Fifth place goes to the great aliens-have-arrived flick District 9, the surprise sensation from director Neill Blomkamp and producer Peter Jackson. District 9 continues to build on its outstanding buzz, as its three-day total of $7 million represents a drop of only 32%. It crossed the $100 million mark this weekend, which has to be a real thrill for the people involved in the film's creation. Its budget was only $30 million, and it's bound to be a huge earner on video in addition to its superb theatrical take.
Sixth and seventh place host two movies that couldn't be more opposite of each other, Rob Zombie's Halloween II and the yummy Julie & Julia. Halloween II took a massive tumble in its second weekend, particularly brutal when you consider that it should have had a bit of friendly inflation thanks to the holiday. The sequel to the re-imagining of the John Carpenter franchise earned $5.6 million and fell a brutal 66%. Never let it be said that there aren't Zombie fanboys. On the other end of the spectrum is the Meryl Streep/Amy Adams starrer Julie & Julia, which has been showing some world-class legs. This trend continued, with Julie & Julia falling only 26% to a three-day total of $5.2 million. So far, the movie has earned a wonderful $78.8 million and will almost certainly secure Ms. Streep yet another Academy Award nomination.

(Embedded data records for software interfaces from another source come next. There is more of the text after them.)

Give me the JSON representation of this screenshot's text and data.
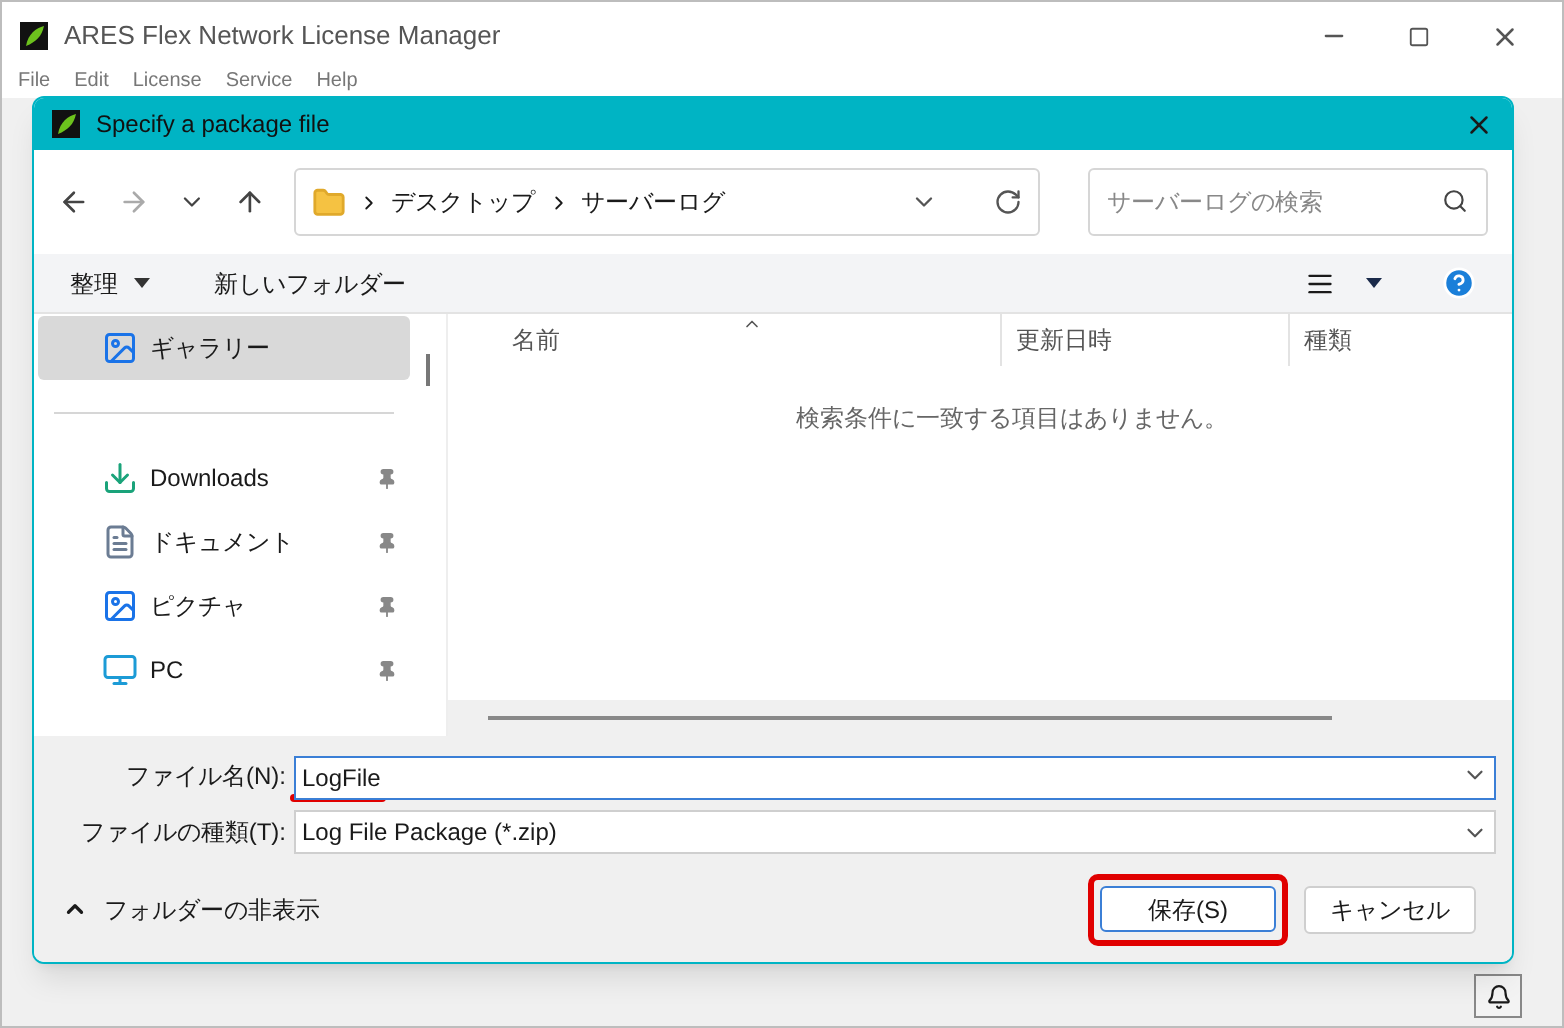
{
  "window": {
    "title": "ARES Flex Network License Manager",
    "menu": [
      "File",
      "Edit",
      "License",
      "Service",
      "Help"
    ]
  },
  "dialog": {
    "title": "Specify a package file",
    "breadcrumb": [
      "デスクトップ",
      "サーバーログ"
    ],
    "search": {
      "placeholder": "サーバーログの検索"
    },
    "toolbar": {
      "organize": "整理",
      "new_folder": "新しいフォルダー"
    },
    "sidebar": {
      "items": [
        {
          "label": "ギャラリー",
          "kind": "gallery",
          "selected": true,
          "pinned": false
        },
        {
          "label": "Downloads",
          "kind": "downloads",
          "selected": false,
          "pinned": true
        },
        {
          "label": "ドキュメント",
          "kind": "documents",
          "selected": false,
          "pinned": true
        },
        {
          "label": "ピクチャ",
          "kind": "pictures",
          "selected": false,
          "pinned": true
        },
        {
          "label": "PC",
          "kind": "pc",
          "selected": false,
          "pinned": true
        }
      ]
    },
    "columns": [
      "名前",
      "更新日時",
      "種類"
    ],
    "empty_message": "検索条件に一致する項目はありません。",
    "file_name": {
      "label": "ファイル名(N):",
      "value": "LogFile"
    },
    "file_type": {
      "label": "ファイルの種類(T):",
      "value": "Log File Package (*.zip)"
    },
    "hide_folders": "フォルダーの非表示",
    "buttons": [
      "保存(S)",
      "キャンセル"
    ]
  }
}
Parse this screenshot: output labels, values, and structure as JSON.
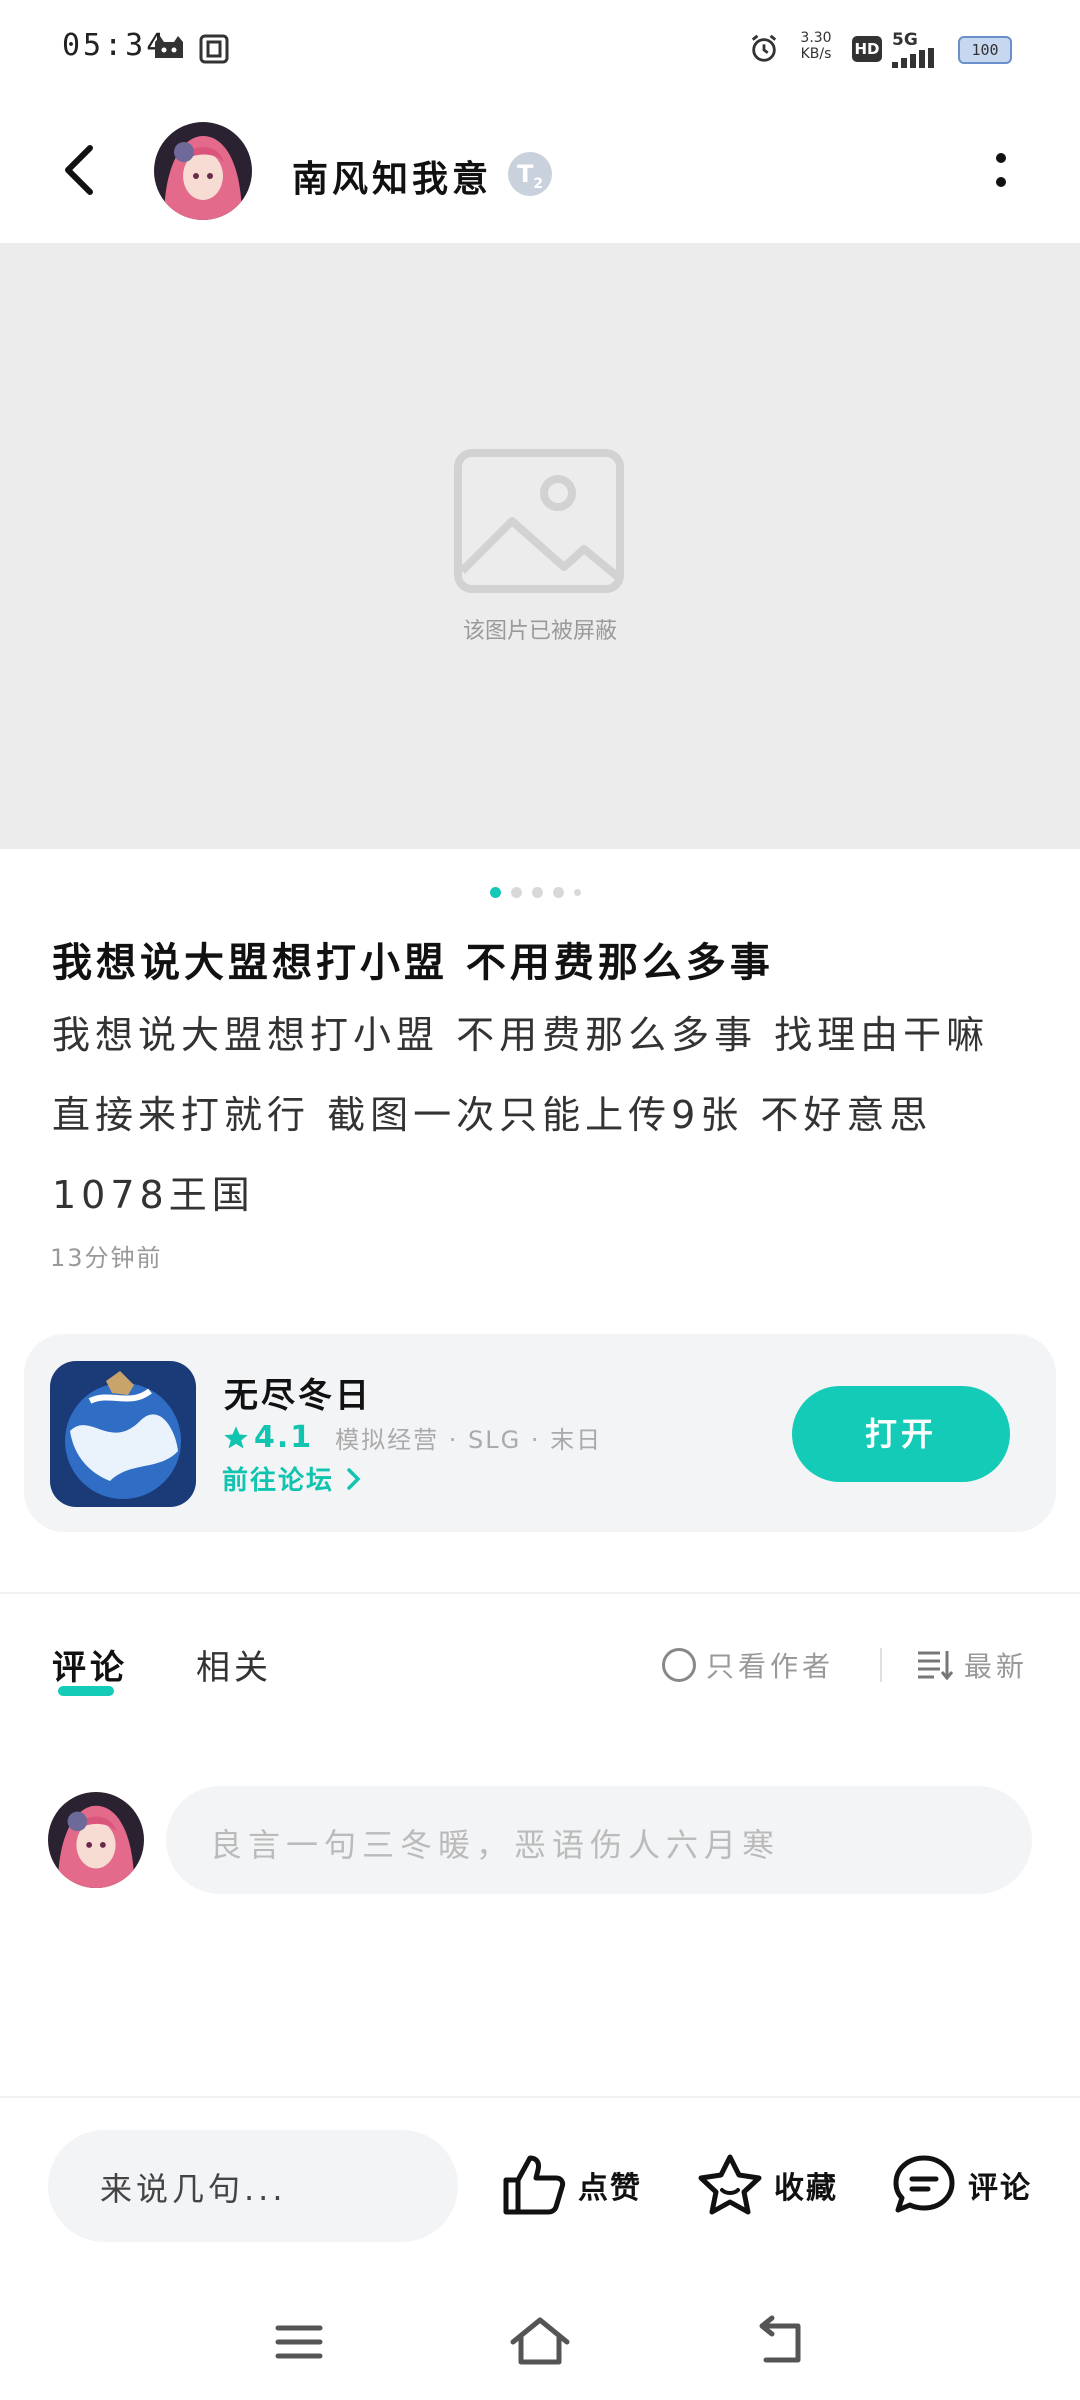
{
  "status_bar": {
    "time": "05:34",
    "network_speed": "3.30",
    "network_unit": "KB/s",
    "hd_label": "HD",
    "network_type": "5G",
    "battery": "100"
  },
  "header": {
    "username": "南风知我意",
    "level": "T",
    "level_sub": "2"
  },
  "image": {
    "blocked_text": "该图片已被屏蔽"
  },
  "post": {
    "title": "我想说大盟想打小盟 不用费那么多事",
    "body": "我想说大盟想打小盟 不用费那么多事 找理由干嘛 直接来打就行 截图一次只能上传9张 不好意思 1078王国",
    "time": "13分钟前"
  },
  "game_card": {
    "name": "无尽冬日",
    "rating": "4.1",
    "tags": "模拟经营 · SLG · 末日",
    "forum_link": "前往论坛",
    "open_label": "打开"
  },
  "tabs": {
    "comments": "评论",
    "related": "相关",
    "only_author": "只看作者",
    "sort": "最新"
  },
  "comment_box": {
    "placeholder": "良言一句三冬暖，恶语伤人六月寒"
  },
  "bottom_bar": {
    "say_placeholder": "来说几句...",
    "like": "点赞",
    "favorite": "收藏",
    "comment": "评论"
  },
  "colors": {
    "accent": "#13cbb6",
    "placeholder_bg": "#ececed",
    "card_bg": "#f3f4f6"
  }
}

We have a similar case of opposites attracting in the eighth and ninth positions. G.I. Joe: The Rise of Cobra continues to hold a spot in the charts with a $5.1 million total and a very solid 34% drop. Clearly, this is a film that is appealing to its target demographic (boys) and holding up well in spite of some awful reviews. Its current total of $139.4 million is still well short of its $175 million budget, but that's not going to be a problem once ancillary revenue - including toys - is factored in. Ninth place is home to The Time Traveler's Wife, the slightly disappointing romance starring Eric Bana and Rachel McAdams. It had a three-day total of $4.2 million, good for a drop of only 35%. It might not be the movie that fans of the book were hoping for, but it does have a respectable domestic total of $54.6 million, easily earning back its budget of $39 million.
Finally, our tenth place film is our last new wide release, Mike Judge's Extract. There's something about Judge. He has a devoted following of fans, but there just aren't enough of them to propel his films to any significant box office performance. Extract, which stars Jason Bateman and Ben Affleck, boasts a decent 64% fresh rating (74 out of 115 reviews) at RottenTomatoes. It looks like Judge has delivered the goods, but Extract will have to hope for being a cult hit along the line's of the director's previous Office Space. With a three-day total of $4.2 million and per-location average of $1,611, it will fall off the charts quickly. Don't worry, Mike Judge. We still love you.
The top 12 movies performed quite solidly at the box office, particularly considering that this same weekend last year was not Labor Day weekend. The 2009 top 12 earned $79.4 million, a massive 58% increase over 2008's $50.3 million. Next weekend, we can look forward to four new releases. There's 9, the cool-looking animated film from producers Tim Burton and Timur Bekmambetov, Tyler Perry's I Can Do Bad All By Myself, featuring another appearance from Madea, Whiteout, a thriller based on a graphic novel, and Sorority Row, the latest horror-film-of-the-week.